----- Information given -----

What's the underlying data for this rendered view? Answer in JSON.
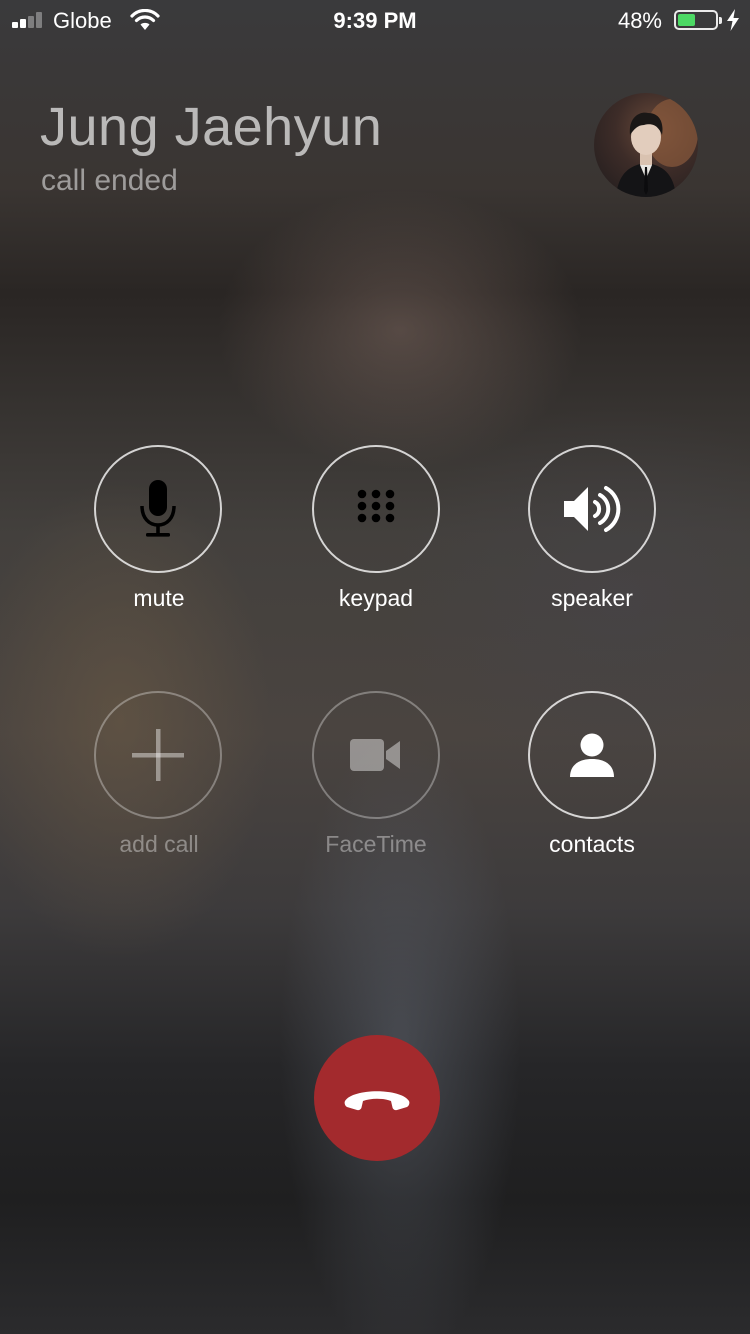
{
  "status_bar": {
    "carrier": "Globe",
    "time": "9:39 PM",
    "battery_percent": "48%",
    "battery_level": 0.48,
    "signal_bars": 2,
    "charging": true
  },
  "caller": {
    "name": "Jung Jaehyun",
    "status": "call ended"
  },
  "controls": {
    "mute": {
      "label": "mute",
      "icon": "microphone-icon",
      "enabled": true
    },
    "keypad": {
      "label": "keypad",
      "icon": "keypad-icon",
      "enabled": true
    },
    "speaker": {
      "label": "speaker",
      "icon": "speaker-icon",
      "enabled": true
    },
    "add_call": {
      "label": "add call",
      "icon": "plus-icon",
      "enabled": false
    },
    "facetime": {
      "label": "FaceTime",
      "icon": "video-camera-icon",
      "enabled": false
    },
    "contacts": {
      "label": "contacts",
      "icon": "person-icon",
      "enabled": true
    }
  },
  "end_call": {
    "icon": "phone-hangup-icon",
    "color": "#a32a2d"
  },
  "colors": {
    "battery_fill": "#4cd964"
  }
}
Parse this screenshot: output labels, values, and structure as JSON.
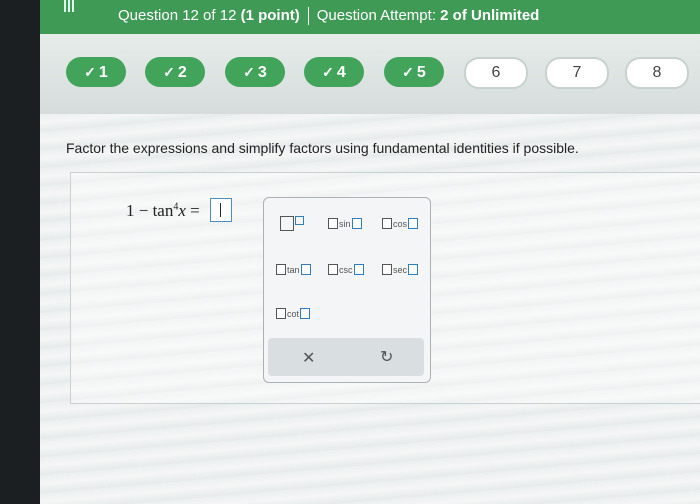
{
  "header": {
    "question_text": "Question 12 of 12",
    "points_text": "(1 point)",
    "attempt_label": "Question Attempt:",
    "attempt_value": "2 of Unlimited"
  },
  "question_nav": [
    {
      "label": "1",
      "status": "done"
    },
    {
      "label": "2",
      "status": "done"
    },
    {
      "label": "3",
      "status": "done"
    },
    {
      "label": "4",
      "status": "done"
    },
    {
      "label": "5",
      "status": "done"
    },
    {
      "label": "6",
      "status": "todo"
    },
    {
      "label": "7",
      "status": "todo"
    },
    {
      "label": "8",
      "status": "todo"
    }
  ],
  "check_glyph": "✓",
  "instruction": "Factor the expressions and simplify factors using fundamental identities if possible.",
  "equation": {
    "prefix": "1 − tan",
    "exponent": "4",
    "variable": "x",
    "equals": " ="
  },
  "palette": {
    "functions": [
      "sin",
      "cos",
      "tan",
      "csc",
      "sec",
      "cot"
    ],
    "clear_glyph": "✕",
    "undo_glyph": "↻"
  },
  "colors": {
    "header_green": "#3f9a56",
    "done_green": "#42a35a"
  }
}
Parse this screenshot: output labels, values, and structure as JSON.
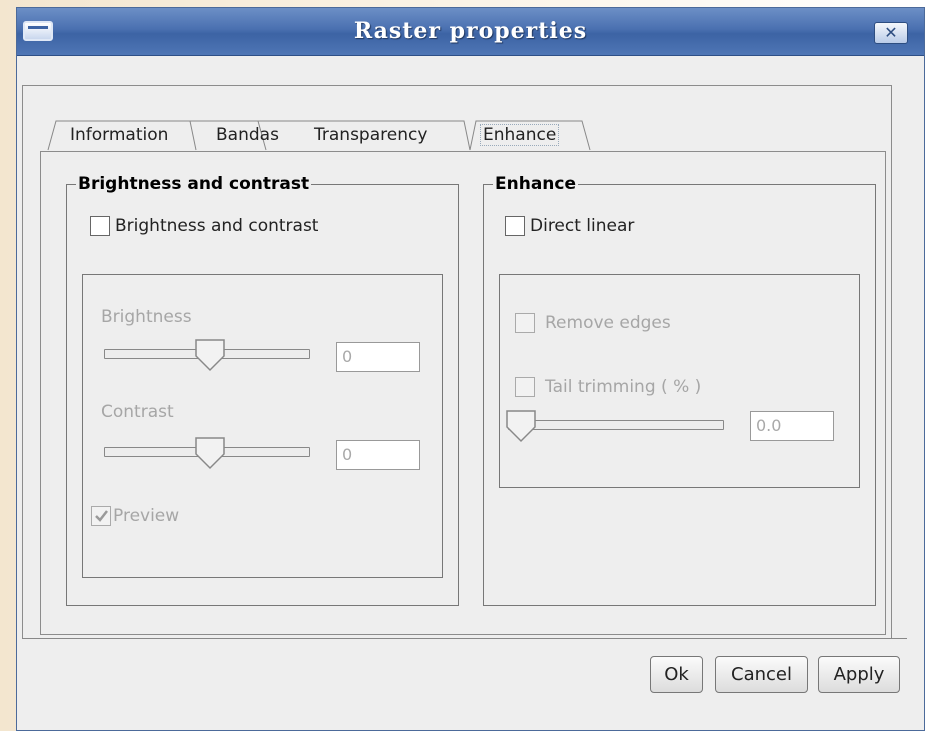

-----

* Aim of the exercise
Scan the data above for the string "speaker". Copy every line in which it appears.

* Result for this task
    "speaker": {
      "label": "speaker",
      "icon": "speaker-icon",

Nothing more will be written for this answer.